Try it out.

Last week, we finally got some good news from Capitol Hill. Congress passed another measure from our American Jobs Act, creating tax credits for companies that hire veterans – and yesterday President Obama signed the bill into law.
But folks, as important as that is, it's not nearly enough.

There is not a single good reason – not one – why Congress should stop there. Just like that tax credit will help ensure returning service members can find a job, the American Jobs Act helps put Americans back to work by jump starting the private sector and creating an economy that’s built to last. Congress ought to pass the rest of our proposals, too.

And Congress should start with protecting your paycheck.

Let me lay out the facts: Today, because of our tax cuts, everyone who collects a paycheck contributes 4.2 percent of their wages in payroll taxes. But if Congress doesn't act, that tax will go up two percentage points, to 6.2 percent. That might not sound like much, but to an average family, that's a difference of almost $1,000 a year.

President Obama and I have proposed cutting the rate even further – down to 3.1 percent. That would give a tax cut to 160 million workers next year, providing a $1,500 cut to the typical middle class family.

We have 40 days for Congress to take action.

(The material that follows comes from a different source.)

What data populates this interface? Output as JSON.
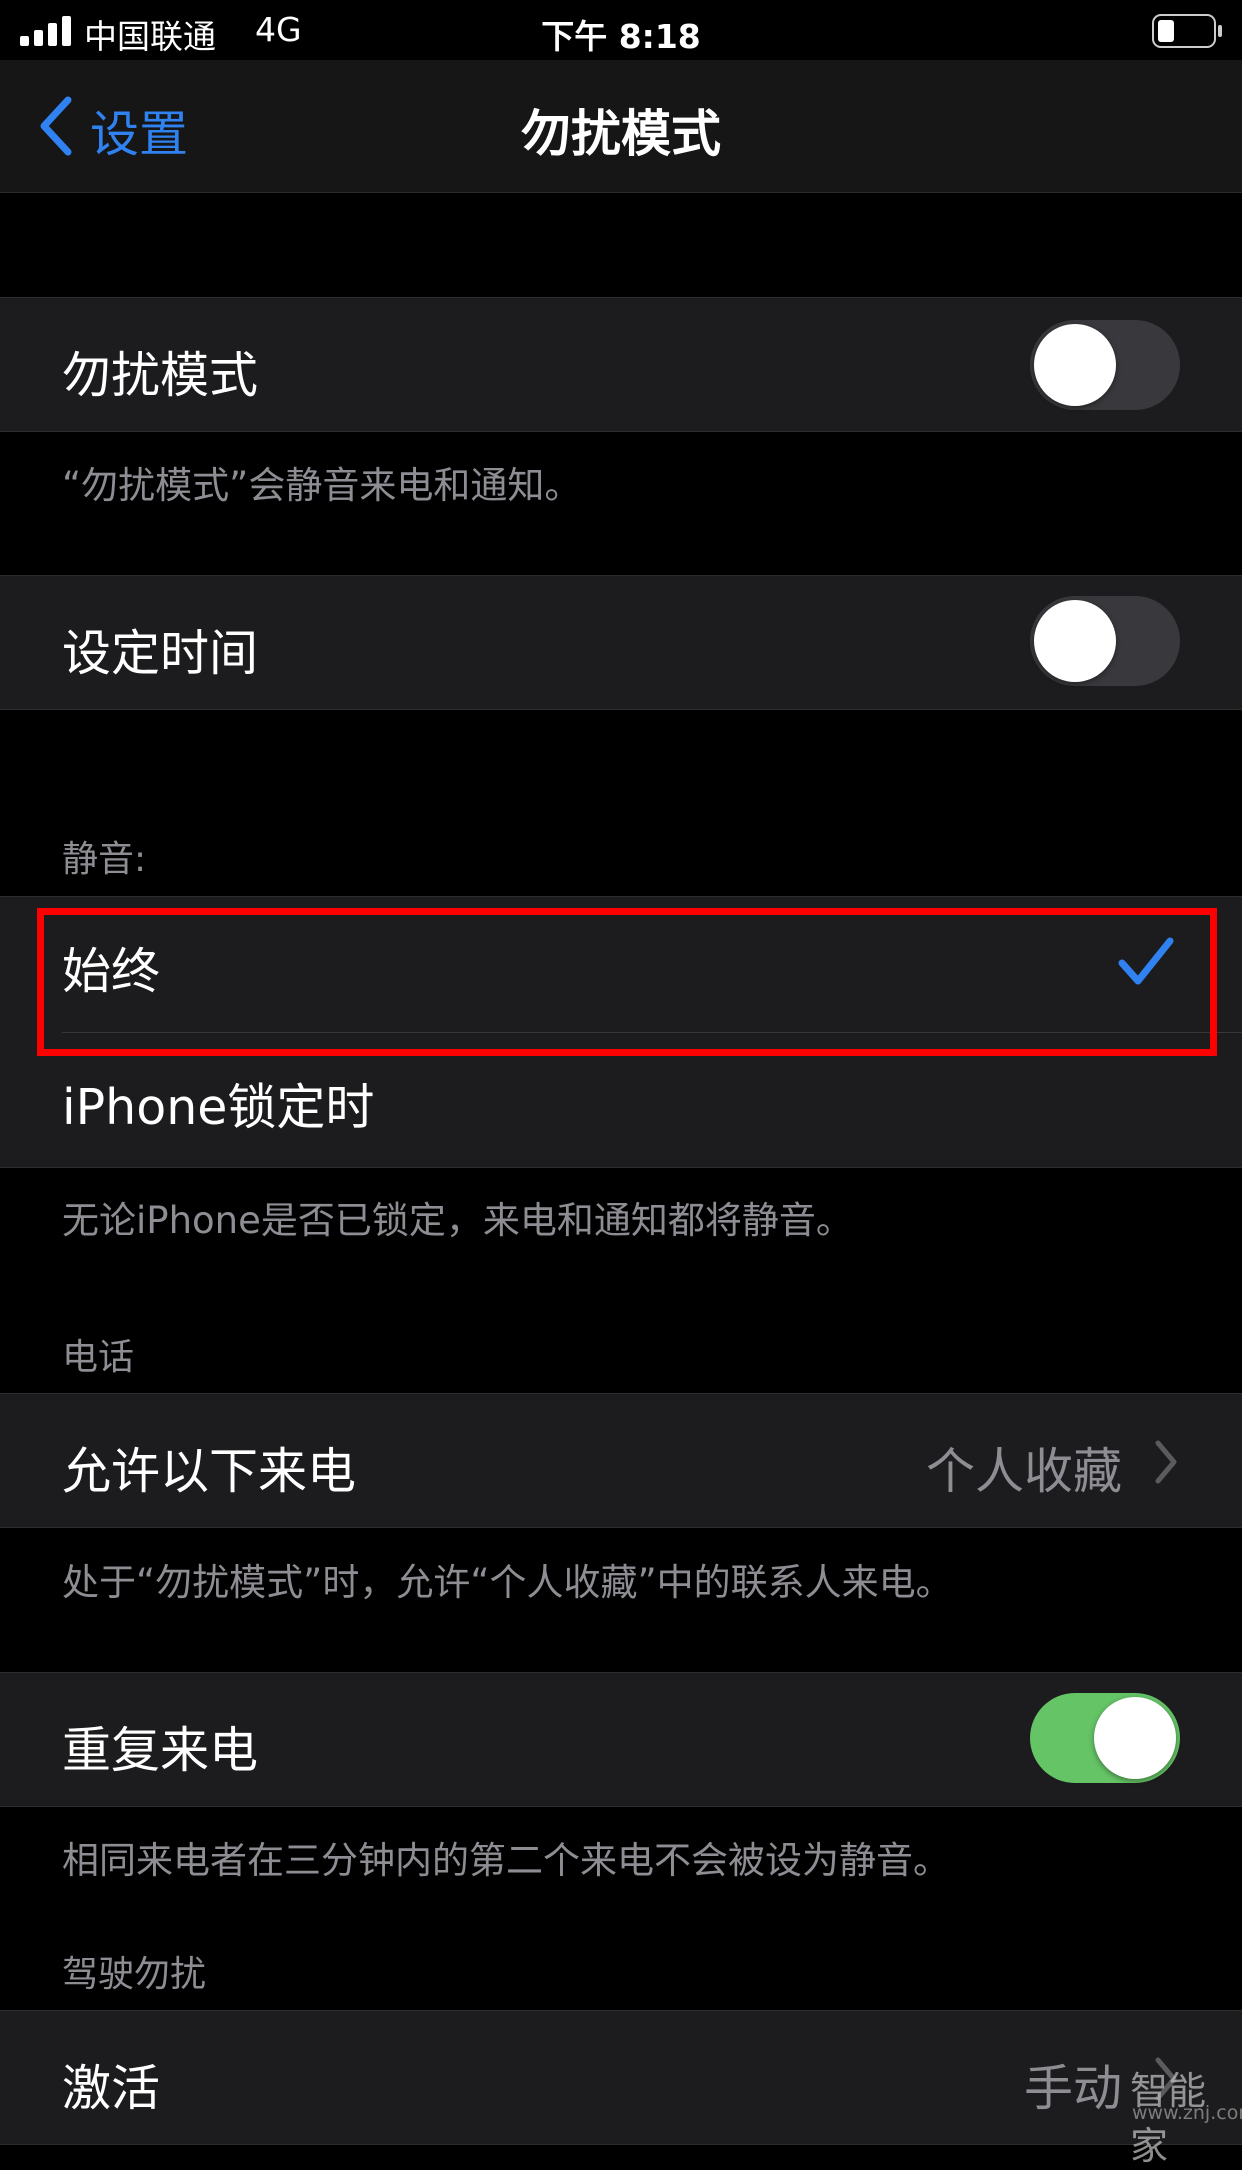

That's 40 days for Republicans in Congress to do the right thing for the country – or 40 days before they force middle-class families to pay almost $1,000 more.

Take a minute to calculate what's at stake for you:

Vice President Joe Biden